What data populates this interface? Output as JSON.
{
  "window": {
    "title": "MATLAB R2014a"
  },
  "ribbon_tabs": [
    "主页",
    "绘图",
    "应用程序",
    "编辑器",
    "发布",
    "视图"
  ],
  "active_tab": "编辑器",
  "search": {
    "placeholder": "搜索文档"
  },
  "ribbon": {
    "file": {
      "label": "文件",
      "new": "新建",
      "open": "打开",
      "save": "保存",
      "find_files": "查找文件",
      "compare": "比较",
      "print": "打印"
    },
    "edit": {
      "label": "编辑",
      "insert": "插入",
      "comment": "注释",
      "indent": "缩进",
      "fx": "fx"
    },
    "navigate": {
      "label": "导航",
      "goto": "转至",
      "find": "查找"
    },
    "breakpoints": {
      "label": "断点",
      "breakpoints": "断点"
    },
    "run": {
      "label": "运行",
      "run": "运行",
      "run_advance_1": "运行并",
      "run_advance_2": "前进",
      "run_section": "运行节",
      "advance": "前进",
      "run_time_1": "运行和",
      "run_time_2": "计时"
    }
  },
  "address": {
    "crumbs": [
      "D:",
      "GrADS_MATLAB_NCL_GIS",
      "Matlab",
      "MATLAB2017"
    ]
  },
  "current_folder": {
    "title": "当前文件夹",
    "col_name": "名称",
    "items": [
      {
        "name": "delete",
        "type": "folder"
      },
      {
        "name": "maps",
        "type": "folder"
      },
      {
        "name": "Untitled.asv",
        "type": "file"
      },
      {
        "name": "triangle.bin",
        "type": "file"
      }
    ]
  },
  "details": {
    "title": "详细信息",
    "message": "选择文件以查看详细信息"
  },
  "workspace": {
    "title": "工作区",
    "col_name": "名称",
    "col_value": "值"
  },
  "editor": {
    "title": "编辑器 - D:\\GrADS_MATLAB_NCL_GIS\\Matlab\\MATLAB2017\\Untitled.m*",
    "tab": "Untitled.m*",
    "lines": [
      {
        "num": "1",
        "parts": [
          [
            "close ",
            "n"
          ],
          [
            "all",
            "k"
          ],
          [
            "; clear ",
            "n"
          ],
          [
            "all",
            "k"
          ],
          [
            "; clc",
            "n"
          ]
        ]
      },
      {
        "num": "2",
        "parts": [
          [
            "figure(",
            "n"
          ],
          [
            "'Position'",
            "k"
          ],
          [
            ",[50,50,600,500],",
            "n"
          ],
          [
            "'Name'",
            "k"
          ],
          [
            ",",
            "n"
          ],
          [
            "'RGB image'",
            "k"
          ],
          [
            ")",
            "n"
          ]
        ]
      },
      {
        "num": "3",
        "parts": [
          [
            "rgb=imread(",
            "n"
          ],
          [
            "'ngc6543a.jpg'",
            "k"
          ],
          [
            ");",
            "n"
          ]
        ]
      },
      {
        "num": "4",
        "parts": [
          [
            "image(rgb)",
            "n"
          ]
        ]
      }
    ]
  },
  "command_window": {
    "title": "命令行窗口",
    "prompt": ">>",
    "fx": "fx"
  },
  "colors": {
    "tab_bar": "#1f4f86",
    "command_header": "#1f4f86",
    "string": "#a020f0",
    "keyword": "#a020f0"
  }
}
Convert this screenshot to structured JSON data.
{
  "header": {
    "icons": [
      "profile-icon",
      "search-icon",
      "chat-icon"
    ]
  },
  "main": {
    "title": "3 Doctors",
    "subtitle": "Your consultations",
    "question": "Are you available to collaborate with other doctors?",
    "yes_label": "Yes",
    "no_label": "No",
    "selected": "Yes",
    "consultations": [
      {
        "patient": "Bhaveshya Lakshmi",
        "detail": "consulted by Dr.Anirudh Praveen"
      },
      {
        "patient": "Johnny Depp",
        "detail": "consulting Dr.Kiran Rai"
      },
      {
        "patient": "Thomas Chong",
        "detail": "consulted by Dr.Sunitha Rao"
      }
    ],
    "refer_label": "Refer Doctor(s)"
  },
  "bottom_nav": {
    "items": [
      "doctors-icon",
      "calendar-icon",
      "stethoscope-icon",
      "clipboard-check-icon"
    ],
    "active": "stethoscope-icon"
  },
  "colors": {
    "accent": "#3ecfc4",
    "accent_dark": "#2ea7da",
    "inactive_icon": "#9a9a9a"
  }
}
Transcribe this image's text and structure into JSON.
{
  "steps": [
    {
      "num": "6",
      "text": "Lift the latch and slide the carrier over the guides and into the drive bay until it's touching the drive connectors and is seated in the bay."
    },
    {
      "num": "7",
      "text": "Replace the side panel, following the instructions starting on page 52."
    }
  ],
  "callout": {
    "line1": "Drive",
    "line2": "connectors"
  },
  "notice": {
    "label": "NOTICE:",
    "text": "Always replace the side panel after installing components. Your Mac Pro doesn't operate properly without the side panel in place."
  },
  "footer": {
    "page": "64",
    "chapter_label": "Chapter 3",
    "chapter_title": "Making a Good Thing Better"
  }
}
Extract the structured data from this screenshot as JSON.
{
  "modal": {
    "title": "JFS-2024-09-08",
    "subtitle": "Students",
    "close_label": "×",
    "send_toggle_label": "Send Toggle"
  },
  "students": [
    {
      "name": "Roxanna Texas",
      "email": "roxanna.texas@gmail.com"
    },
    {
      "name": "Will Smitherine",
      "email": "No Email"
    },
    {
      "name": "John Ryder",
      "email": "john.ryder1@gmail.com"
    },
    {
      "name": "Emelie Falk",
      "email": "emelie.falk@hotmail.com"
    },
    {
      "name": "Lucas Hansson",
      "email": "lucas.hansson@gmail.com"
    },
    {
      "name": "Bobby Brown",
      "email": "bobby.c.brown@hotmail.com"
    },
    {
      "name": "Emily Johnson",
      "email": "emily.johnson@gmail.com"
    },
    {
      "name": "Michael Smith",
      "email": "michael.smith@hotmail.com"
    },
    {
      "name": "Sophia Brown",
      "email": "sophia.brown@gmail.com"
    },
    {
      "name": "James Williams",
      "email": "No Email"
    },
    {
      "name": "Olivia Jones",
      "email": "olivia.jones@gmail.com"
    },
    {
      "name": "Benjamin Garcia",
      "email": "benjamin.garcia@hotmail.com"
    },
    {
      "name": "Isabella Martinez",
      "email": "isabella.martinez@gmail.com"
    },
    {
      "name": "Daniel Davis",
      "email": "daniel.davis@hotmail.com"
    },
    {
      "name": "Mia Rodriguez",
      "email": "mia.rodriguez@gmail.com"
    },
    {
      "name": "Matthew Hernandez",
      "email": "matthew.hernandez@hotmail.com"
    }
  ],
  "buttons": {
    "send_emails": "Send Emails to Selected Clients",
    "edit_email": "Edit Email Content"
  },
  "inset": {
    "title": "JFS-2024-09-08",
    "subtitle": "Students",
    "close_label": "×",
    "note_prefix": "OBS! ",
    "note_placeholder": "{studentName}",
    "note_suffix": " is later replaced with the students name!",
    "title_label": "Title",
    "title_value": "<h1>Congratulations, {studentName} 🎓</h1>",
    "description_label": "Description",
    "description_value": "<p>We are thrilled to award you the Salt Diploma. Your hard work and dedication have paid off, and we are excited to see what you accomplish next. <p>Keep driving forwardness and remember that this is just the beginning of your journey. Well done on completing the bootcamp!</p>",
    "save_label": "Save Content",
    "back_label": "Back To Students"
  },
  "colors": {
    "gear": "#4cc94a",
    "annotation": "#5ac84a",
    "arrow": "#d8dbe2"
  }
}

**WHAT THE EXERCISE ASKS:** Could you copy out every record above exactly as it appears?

**REPLY:**
What data populates this interface? Output as JSON.
{
  "window": {
    "title": "MATLAB R2014a"
  },
  "ribbon_tabs": [
    "主页",
    "绘图",
    "应用程序",
    "编辑器",
    "发布",
    "视图"
  ],
  "active_tab": "编辑器",
  "search": {
    "placeholder": "搜索文档"
  },
  "ribbon": {
    "file": {
      "label": "文件",
      "new": "新建",
      "open": "打开",
      "save": "保存",
      "find_files": "查找文件",
      "compare": "比较",
      "print": "打印"
    },
    "edit": {
      "label": "编辑",
      "insert": "插入",
      "comment": "注释",
      "indent": "缩进",
      "fx": "fx"
    },
    "navigate": {
      "label": "导航",
      "goto": "转至",
      "find": "查找"
    },
    "breakpoints": {
      "label": "断点",
      "breakpoints": "断点"
    },
    "run": {
      "label": "运行",
      "run": "运行",
      "run_advance_1": "运行并",
      "run_advance_2": "前进",
      "run_section": "运行节",
      "advance": "前进",
      "run_time_1": "运行和",
      "run_time_2": "计时"
    }
  },
  "address": {
    "crumbs": [
      "D:",
      "GrADS_MATLAB_NCL_GIS",
      "Matlab",
      "MATLAB2017"
    ]
  },
  "current_folder": {
    "title": "当前文件夹",
    "col_name": "名称",
    "items": [
      {
        "name": "delete",
        "type": "folder"
      },
      {
        "name": "maps",
        "type": "folder"
      },
      {
        "name": "Untitled.asv",
        "type": "file"
      },
      {
        "name": "triangle.bin",
        "type": "file"
      }
    ]
  },
  "details": {
    "title": "详细信息",
    "message": "选择文件以查看详细信息"
  },
  "workspace": {
    "title": "工作区",
    "col_name": "名称",
    "col_value": "值"
  },
  "editor": {
    "title": "编辑器 - D:\\GrADS_MATLAB_NCL_GIS\\Matlab\\MATLAB2017\\Untitled.m*",
    "tab": "Untitled.m*",
    "lines": [
      {
        "num": "1",
        "parts": [
          [
            "close ",
            "n"
          ],
          [
            "all",
            "k"
          ],
          [
            "; clear ",
            "n"
          ],
          [
            "all",
            "k"
          ],
          [
            "; clc",
            "n"
          ]
        ]
      },
      {
        "num": "2",
        "parts": [
          [
            "figure(",
            "n"
          ],
          [
            "'Position'",
            "k"
          ],
          [
            ",[50,50,600,500],",
            "n"
          ],
          [
            "'Name'",
            "k"
          ],
          [
            ",",
            "n"
          ],
          [
            "'RGB image'",
            "k"
          ],
          [
            ")",
            "n"
          ]
        ]
      },
      {
        "num": "3",
        "parts": [
          [
            "rgb=imread(",
            "n"
          ],
          [
            "'ngc6543a.jpg'",
            "k"
          ],
          [
            ");",
            "n"
          ]
        ]
      },
      {
        "num": "4",
        "parts": [
          [
            "image(rgb)",
            "n"
          ]
        ]
      }
    ]
  },
  "command_window": {
    "title": "命令行窗口",
    "prompt": ">>",
    "fx": "fx"
  },
  "colors": {
    "tab_bar": "#1f4f86",
    "command_header": "#1f4f86",
    "string": "#a020f0",
    "keyword": "#a020f0"
  }
}
Convert this screenshot to structured JSON data.
{
  "header": {
    "icons": [
      "profile-icon",
      "search-icon",
      "chat-icon"
    ]
  },
  "main": {
    "title": "3 Doctors",
    "subtitle": "Your consultations",
    "question": "Are you available to collaborate with other doctors?",
    "yes_label": "Yes",
    "no_label": "No",
    "selected": "Yes",
    "consultations": [
      {
        "patient": "Bhaveshya Lakshmi",
        "detail": "consulted by Dr.Anirudh Praveen"
      },
      {
        "patient": "Johnny Depp",
        "detail": "consulting Dr.Kiran Rai"
      },
      {
        "patient": "Thomas Chong",
        "detail": "consulted by Dr.Sunitha Rao"
      }
    ],
    "refer_label": "Refer Doctor(s)"
  },
  "bottom_nav": {
    "items": [
      "doctors-icon",
      "calendar-icon",
      "stethoscope-icon",
      "clipboard-check-icon"
    ],
    "active": "stethoscope-icon"
  },
  "colors": {
    "accent": "#3ecfc4",
    "accent_dark": "#2ea7da",
    "inactive_icon": "#9a9a9a"
  }
}
Transcribe this image's text and structure into JSON.
{
  "steps": [
    {
      "num": "6",
      "text": "Lift the latch and slide the carrier over the guides and into the drive bay until it's touching the drive connectors and is seated in the bay."
    },
    {
      "num": "7",
      "text": "Replace the side panel, following the instructions starting on page 52."
    }
  ],
  "callout": {
    "line1": "Drive",
    "line2": "connectors"
  },
  "notice": {
    "label": "NOTICE:",
    "text": "Always replace the side panel after installing components. Your Mac Pro doesn't operate properly without the side panel in place."
  },
  "footer": {
    "page": "64",
    "chapter_label": "Chapter 3",
    "chapter_title": "Making a Good Thing Better"
  }
}
Extract the structured data from this screenshot as JSON.
{
  "modal": {
    "title": "JFS-2024-09-08",
    "subtitle": "Students",
    "close_label": "×",
    "send_toggle_label": "Send Toggle"
  },
  "students": [
    {
      "name": "Roxanna Texas",
      "email": "roxanna.texas@gmail.com"
    },
    {
      "name": "Will Smitherine",
      "email": "No Email"
    },
    {
      "name": "John Ryder",
      "email": "john.ryder1@gmail.com"
    },
    {
      "name": "Emelie Falk",
      "email": "emelie.falk@hotmail.com"
    },
    {
      "name": "Lucas Hansson",
      "email": "lucas.hansson@gmail.com"
    },
    {
      "name": "Bobby Brown",
      "email": "bobby.c.brown@hotmail.com"
    },
    {
      "name": "Emily Johnson",
      "email": "emily.johnson@gmail.com"
    },
    {
      "name": "Michael Smith",
      "email": "michael.smith@hotmail.com"
    },
    {
      "name": "Sophia Brown",
      "email": "sophia.brown@gmail.com"
    },
    {
      "name": "James Williams",
      "email": "No Email"
    },
    {
      "name": "Olivia Jones",
      "email": "olivia.jones@gmail.com"
    },
    {
      "name": "Benjamin Garcia",
      "email": "benjamin.garcia@hotmail.com"
    },
    {
      "name": "Isabella Martinez",
      "email": "isabella.martinez@gmail.com"
    },
    {
      "name": "Daniel Davis",
      "email": "daniel.davis@hotmail.com"
    },
    {
      "name": "Mia Rodriguez",
      "email": "mia.rodriguez@gmail.com"
    },
    {
      "name": "Matthew Hernandez",
      "email": "matthew.hernandez@hotmail.com"
    }
  ],
  "buttons": {
    "send_emails": "Send Emails to Selected Clients",
    "edit_email": "Edit Email Content"
  },
  "inset": {
    "title": "JFS-2024-09-08",
    "subtitle": "Students",
    "close_label": "×",
    "note_prefix": "OBS! ",
    "note_placeholder": "{studentName}",
    "note_suffix": " is later replaced with the students name!",
    "title_label": "Title",
    "title_value": "<h1>Congratulations, {studentName} 🎓</h1>",
    "description_label": "Description",
    "description_value": "<p>We are thrilled to award you the Salt Diploma. Your hard work and dedication have paid off, and we are excited to see what you accomplish next. <p>Keep driving forwardness and remember that this is just the beginning of your journey. Well done on completing the bootcamp!</p>",
    "save_label": "Save Content",
    "back_label": "Back To Students"
  },
  "colors": {
    "gear": "#4cc94a",
    "annotation": "#5ac84a",
    "arrow": "#d8dbe2"
  }
}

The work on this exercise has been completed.